From Asti to Castelnuovo Don Bosco, along the Via Francigena Way

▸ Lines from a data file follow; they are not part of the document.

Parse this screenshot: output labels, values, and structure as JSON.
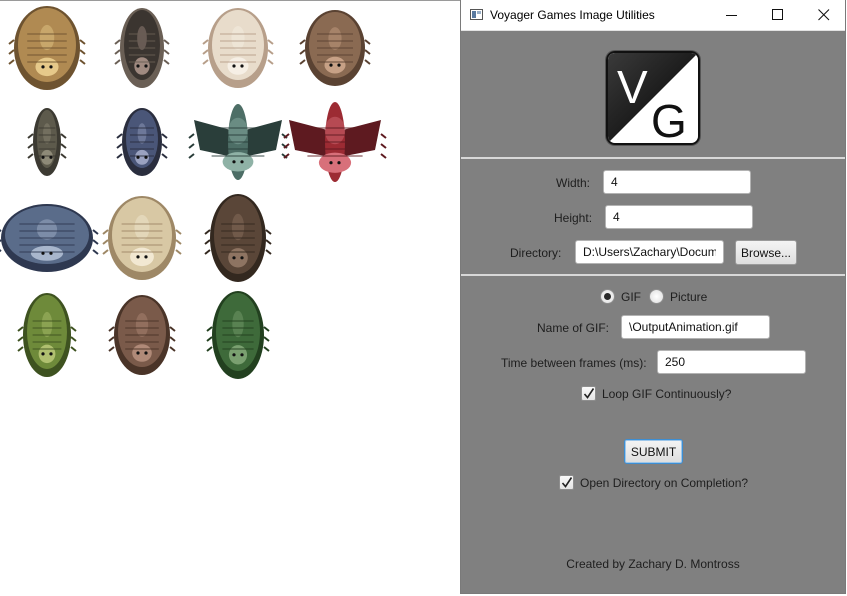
{
  "window": {
    "title": "Voyager Games Image Utilities",
    "controls": {
      "minimize": "minimize-icon",
      "maximize": "maximize-icon",
      "close": "close-icon"
    }
  },
  "logo": {
    "text_primary": "V",
    "text_secondary": "G"
  },
  "form": {
    "width_label": "Width:",
    "width_value": "4",
    "height_label": "Height:",
    "height_value": "4",
    "directory_label": "Directory:",
    "directory_value": "D:\\Users\\Zachary\\Docum",
    "browse_label": "Browse...",
    "output_type": {
      "options": [
        "GIF",
        "Picture"
      ],
      "selected": "GIF"
    },
    "gif_name_label": "Name of GIF:",
    "gif_name_value": "\\OutputAnimation.gif",
    "frame_time_label": "Time between frames (ms):",
    "frame_time_value": "250",
    "loop_label": "Loop GIF Continuously?",
    "loop_checked": true,
    "submit_label": "SUBMIT",
    "open_dir_label": "Open Directory on Completion?",
    "open_dir_checked": true
  },
  "footer": {
    "credit": "Created by Zachary D. Montross"
  },
  "sprite_sheet": {
    "grid": "4x4",
    "sprites": [
      {
        "name": "tan-horned-creature",
        "palette": [
          "#b08a52",
          "#6e5330",
          "#e6c98a"
        ]
      },
      {
        "name": "dark-armored-creature",
        "palette": [
          "#3b3530",
          "#6a5f55",
          "#a08a80"
        ]
      },
      {
        "name": "cream-slug-creature",
        "palette": [
          "#e8dccb",
          "#b79f8a",
          "#f6efe5"
        ]
      },
      {
        "name": "brown-spiked-creature",
        "palette": [
          "#8a6a52",
          "#5a4232",
          "#c7a186"
        ]
      },
      {
        "name": "grey-squid-creature",
        "palette": [
          "#5d5a4c",
          "#3c3a32",
          "#8e8a78"
        ]
      },
      {
        "name": "blue-beetle-creature",
        "palette": [
          "#4a5678",
          "#2a2e3e",
          "#9aa2c0"
        ]
      },
      {
        "name": "teal-winged-creature",
        "palette": [
          "#4d6e66",
          "#2a3e3a",
          "#8fb2a6"
        ]
      },
      {
        "name": "red-winged-creature",
        "palette": [
          "#9c2b33",
          "#5e1a20",
          "#d8707a"
        ]
      },
      {
        "name": "blue-crab-creature",
        "palette": [
          "#5a6c8a",
          "#2e3850",
          "#a8b6cc"
        ]
      },
      {
        "name": "beige-shell-creature",
        "palette": [
          "#d8c8a4",
          "#9e8866",
          "#f2e8d2"
        ]
      },
      {
        "name": "dark-brown-centipede",
        "palette": [
          "#5a4638",
          "#33281f",
          "#8e7462"
        ]
      },
      {
        "name": "empty-slot",
        "palette": []
      },
      {
        "name": "green-plant-creature",
        "palette": [
          "#6e8a3a",
          "#3e5220",
          "#b0c070"
        ]
      },
      {
        "name": "brown-egg-creature",
        "palette": [
          "#7a5a4a",
          "#4a3428",
          "#b08a78"
        ]
      },
      {
        "name": "dark-green-creature",
        "palette": [
          "#3e6a3a",
          "#22401f",
          "#7aa070"
        ]
      },
      {
        "name": "empty-slot",
        "palette": []
      }
    ]
  }
}
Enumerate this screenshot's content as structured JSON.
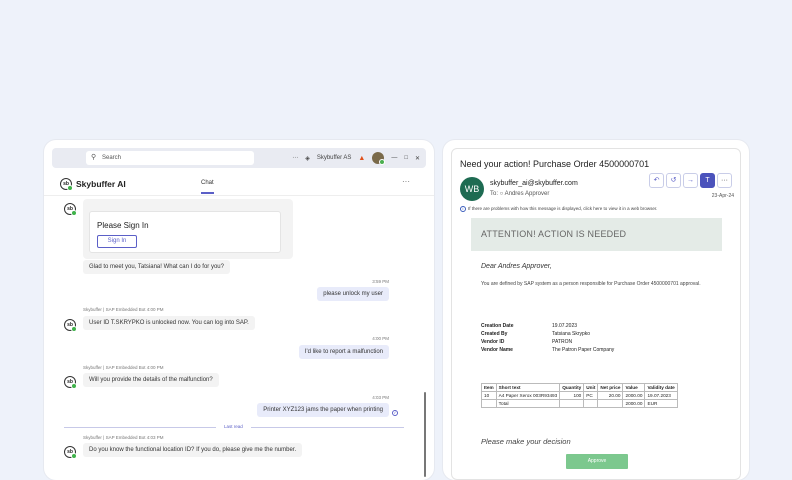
{
  "teams": {
    "search_placeholder": "Search",
    "org": "Skybuffer AS",
    "app_name": "Skybuffer AI",
    "tab": "Chat",
    "more": "···",
    "logo": "sb",
    "card": {
      "title": "Please Sign In",
      "button": "Sign In"
    },
    "messages": [
      {
        "text": "Glad to meet you, Tatsiana! What can I do for you?"
      },
      {
        "time": "3:59 PM",
        "text": "please unlock my user"
      },
      {
        "meta": "Skybuffer | SAP Embedded Bot  4:00 PM",
        "text": "User ID T.SKRYPKO is unlocked now. You can log into SAP."
      },
      {
        "time": "4:00 PM",
        "text": "I'd like to report a malfunction"
      },
      {
        "meta": "Skybuffer | SAP Embedded Bot  4:00 PM",
        "text": "Will you provide the details of the malfunction?"
      },
      {
        "time": "4:03 PM",
        "text": "Printer XYZ123 jams the paper when printing"
      },
      {
        "meta": "Skybuffer | SAP Embedded Bot  4:03 PM",
        "text": "Do you know the functional location ID? If you do, please give me the number."
      }
    ],
    "last_read": "Last read"
  },
  "mail": {
    "subject": "Need your action! Purchase Order 4500000701",
    "avatar": "WB",
    "from": "skybuffer_ai@skybuffer.com",
    "to": "To:  ○ Andres Approver",
    "date": "23-Apr-24",
    "info": "If there are problems with how this message is displayed, click here to view it in a web browser.",
    "banner": "ATTENTION! ACTION IS NEEDED",
    "greeting": "Dear Andres Approver,",
    "paragraph": "You are defined by SAP system as a person responsible for Purchase Order 4500000701 approval.",
    "details": [
      {
        "label": "Creation Date",
        "value": "19.07.2023"
      },
      {
        "label": "Created By",
        "value": "Tatsiana Skrypko"
      },
      {
        "label": "Vendor ID",
        "value": "PATRON"
      },
      {
        "label": "Vendor Name",
        "value": "The Patron Paper Company"
      }
    ],
    "table": {
      "headers": [
        "Item",
        "Short text",
        "Quantity",
        "Unit",
        "Net price",
        "Value",
        "Validity date"
      ],
      "rows": [
        [
          "10",
          "A4 Paper Xerox 003R93493",
          "100",
          "PC",
          "20.00",
          "2000.00",
          "19.07.2023"
        ],
        [
          "",
          "Total",
          "",
          "",
          "",
          "2000.00",
          "EUR"
        ]
      ]
    },
    "decision": "Please make your decision",
    "approve": "Approve"
  }
}
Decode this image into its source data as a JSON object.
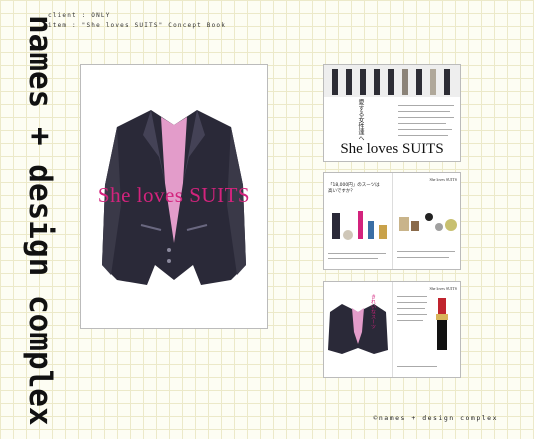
{
  "sidebar": {
    "title": "names + design complex"
  },
  "header": {
    "client_line": "client : ONLY",
    "item_line": "item : \"She loves SUITS\" Concept Book"
  },
  "main_visual": {
    "brand_text": "She loves SUITS"
  },
  "thumbnails": [
    {
      "brand_text": "She loves SUITS",
      "vertical_copy": "愛する女性達へ"
    },
    {
      "brand_text": "She loves SUITS",
      "title_text": "「18,000円」のスーツは高いですか？"
    },
    {
      "brand_text": "She loves SUITS",
      "vertical_copy": "きれいなスーツ"
    }
  ],
  "footer": {
    "copyright": "©names + design complex"
  },
  "colors": {
    "accent": "#d3237d",
    "grid": "#ece9c9",
    "background": "#fdfdf3",
    "jacket": "#2a2938"
  }
}
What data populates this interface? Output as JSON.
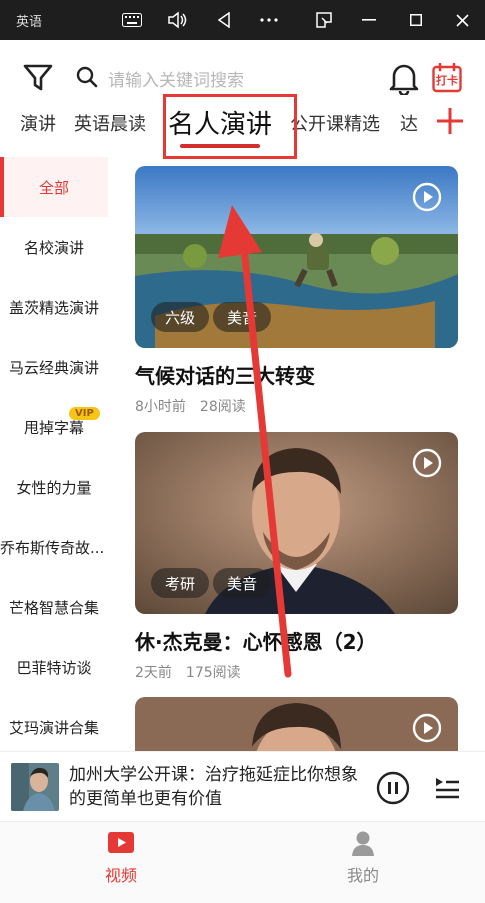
{
  "window": {
    "title": "英语",
    "icons": [
      "keyboard-icon",
      "volume-icon",
      "back-icon",
      "more-icon",
      "screenshot-icon",
      "minimize-icon",
      "maximize-icon",
      "close-icon"
    ]
  },
  "search": {
    "placeholder": "请输入关键词搜索",
    "checkin_label": "打卡"
  },
  "tabs": [
    {
      "label": "演讲"
    },
    {
      "label": "英语晨读"
    },
    {
      "label": "名人演讲",
      "active": true
    },
    {
      "label": "公开课精选"
    },
    {
      "label": "达"
    }
  ],
  "sidebar": {
    "items": [
      {
        "label": "全部",
        "active": true
      },
      {
        "label": "名校演讲"
      },
      {
        "label": "盖茨精选演讲"
      },
      {
        "label": "马云经典演讲"
      },
      {
        "label": "甩掉字幕",
        "badge": "VIP"
      },
      {
        "label": "女性的力量"
      },
      {
        "label": "乔布斯传奇故..."
      },
      {
        "label": "芒格智慧合集"
      },
      {
        "label": "巴菲特访谈"
      },
      {
        "label": "艾玛演讲合集"
      }
    ]
  },
  "cards": [
    {
      "title": "气候对话的三大转变",
      "time": "8小时前",
      "reads": "28阅读",
      "tags": [
        "六级",
        "美音"
      ],
      "scene": "landscape"
    },
    {
      "title": "休·杰克曼：心怀感恩（2）",
      "time": "2天前",
      "reads": "175阅读",
      "tags": [
        "考研",
        "美音"
      ],
      "scene": "portrait"
    },
    {
      "title": "",
      "time": "",
      "reads": "",
      "tags": [],
      "scene": "portrait"
    }
  ],
  "player": {
    "title": "加州大学公开课：治疗拖延症比你想象的更简单也更有价值"
  },
  "bottom_nav": {
    "items": [
      {
        "label": "视频",
        "active": true
      },
      {
        "label": "我的"
      }
    ]
  },
  "colors": {
    "accent": "#e53935",
    "vip": "#f5c518",
    "muted": "#888888"
  }
}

From Asti take the main road for Chivasso and head towards Casabianca at the next cross-roads, entrance to the Valleandona Nature Reserve. This splendid area of fruit orchards, horse riding centres, allotments and vineyards in the Val Botto and Val Grande valleys, is an oasis of peace and tranquillity just a stone’s throw from Asti. Here, too, interesting marine fossils can be found, illustrating the origins of the Langa and Monferrato at the bottom of the Mediterranean sea! Once you have passed through peaceful little Montegrosso Cinaglio, the path winds its way through the woods towards Cortazzone, one of the most scenic villages of the area, with its castle as the crowning glory of a delightful medieval centre. The village’s treasure is, however, the Romanesque church of San Secondo, facing the village on the Mongiglietto hill – probably the loveliest country church in the entire Asti area. The inside of the church includes columns decorated with fish, birds and rabbits as if echoing St Francis’ hymn to nature, the Canticle of Canticles. The external walls are a tribute to ancient pagan cults, covered in dozens of different fertility symbols.
From Cortazzone you now descend into the Val Camerano valley which contains the village of Soglio with its castle which is also a Bed and Breakfast, and the village of Camerano which also possesses an interesting castle. The medieval village of Casasco is, however, the loveliest of the three. From Camerano you continue towards Chiusano, with the little country church of San Sebastiano among the vineyards.
When you arrive in Settime, take time to visit its lovely medieval centre dominated by the Roero Counts’ castle and the Romanesque cemetery church of San Nicolao. The road now takes you down to Asti’s golf club, ‘Il Feudo’, situated in the historical Valdeperno estate, and then across the main road and up to Mombarone – where a visit to the strange and fascinating ‘grotto houses’ near the Madonna dell’Olmetto is a must. The road continues through fields and vineyards towards Asti, past Certosa di Valmanera with its wonderful Tapestry Museum (‘Museo degli Arazzi’), and the lovely little Romanesque church of Madonna in Viatosto. From here, it is a short step to Asti. The longer version of this route requires that the visitor leave Casasco in the direction of Montechiaro, an attractive walled medieval hill town with a drawbridge and many shops selling delicious local specialities. Don’t miss the ancient church in Piesenzana and the Romanesque treasure of a church, San Nazario, with its splendid bell tower.
From Montechiaro you take the road to Cortanze which contains a castle converted into a restaurant, and then leave the Val Rilate valley for Piea – where, in the castle, prestigious antiques auctions are held. The next village is Piovà Massaia, with an interesting baroque church, from where you arrive at the tiny village of Cerreto, with its church of Sant’Andrea del Casaglio, another fine example of Romanesque architecture. Facing it, separated by a wood, is the castle of Passerano surrounded by a virtually intact medieval village.
From here, you climb to the top of the Primeglio hill, then on to the villages of Schierano and Pino d’Asti situated in the heart of the Muscandia woods. From here, the route takes you to Albugnano where you can visit the very fine Romanesque Abbey of Vezzolano, (founded by Charlemaine himself and now at the heart of the European conservation project, ‘Transromanica’) and preserved almost in its entirety. From Vezzolano, you take the road for Berzano San Pietro and then on to Castelnuovo Don Bosco. Castelnuovo contains the delightful cemetery church of Sant’Eusebio and the splendid country church of Santa Maria di Cornareto. Don’t miss the chance to stroll through the narrow lanes of Cornareto that lead up to the scenic Torre Civica, or civic tower. From this village you can catch the bus back to Asti.